L. lagocephalus

Rabbit Pufferfish, Lagocephalus Lagocephalus. Photo by O. Alvheim 2010.

Bob Drewes from the California Academy of Sciences reports on Dr. Tomio Iwamoto‘s findings in the Gulf of Guinea, documenting a strange dieoff of the Rabbit putterfish. A Norwegian research vessel, the Nansen, is conducting a scientific trawling expeditions in the area.

 

According to several staff of the Nansen, such die-offs have been seen before, especially off the coast of Gabon, south to northern Angola, but appear to have become somewhat regular since 2007, usually in March-May.

No explanation has yet been given.

The vessel monitors water salinity, current velocity and temperature at all transects trawled.

None of the Rabbit puffers they studied showed any signs of disease or physical trauma; however, about 4 miles offshore of the town of São Tomé, they came upon a current boundary lined with floating dead puffers.

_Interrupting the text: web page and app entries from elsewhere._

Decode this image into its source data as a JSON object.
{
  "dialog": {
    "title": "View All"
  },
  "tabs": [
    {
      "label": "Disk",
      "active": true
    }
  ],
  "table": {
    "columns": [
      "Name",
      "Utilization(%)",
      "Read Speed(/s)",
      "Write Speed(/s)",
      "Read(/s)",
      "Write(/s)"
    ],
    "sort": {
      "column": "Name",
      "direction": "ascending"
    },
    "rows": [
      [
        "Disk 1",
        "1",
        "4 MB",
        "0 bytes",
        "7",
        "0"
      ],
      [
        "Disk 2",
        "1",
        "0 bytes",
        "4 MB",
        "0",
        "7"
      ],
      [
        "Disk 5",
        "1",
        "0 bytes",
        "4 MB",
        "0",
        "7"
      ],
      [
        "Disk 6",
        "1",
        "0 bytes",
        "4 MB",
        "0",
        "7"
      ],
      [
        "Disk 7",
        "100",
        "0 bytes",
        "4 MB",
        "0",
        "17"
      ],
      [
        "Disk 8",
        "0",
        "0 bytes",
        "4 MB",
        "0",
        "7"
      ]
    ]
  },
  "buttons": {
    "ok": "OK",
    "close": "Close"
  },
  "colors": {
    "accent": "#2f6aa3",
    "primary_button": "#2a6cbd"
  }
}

Jens-Otto Krakstad and Dr. Iwamoto examining dead puffers. Photo by O. Alvheim 2010

Jens-Otto Krakstad and Dr. Iwamoto examining dead puffers. Photo by O. Alvheim 2010

In their report to the STP Fisheries, they consider the possibility that rapid changes in temperature/salinity could account for these die-offs, but so little is known of the oceanography of the two islands that a positive explanation is elusive.

Read more on the Island Biodiversity Race blog.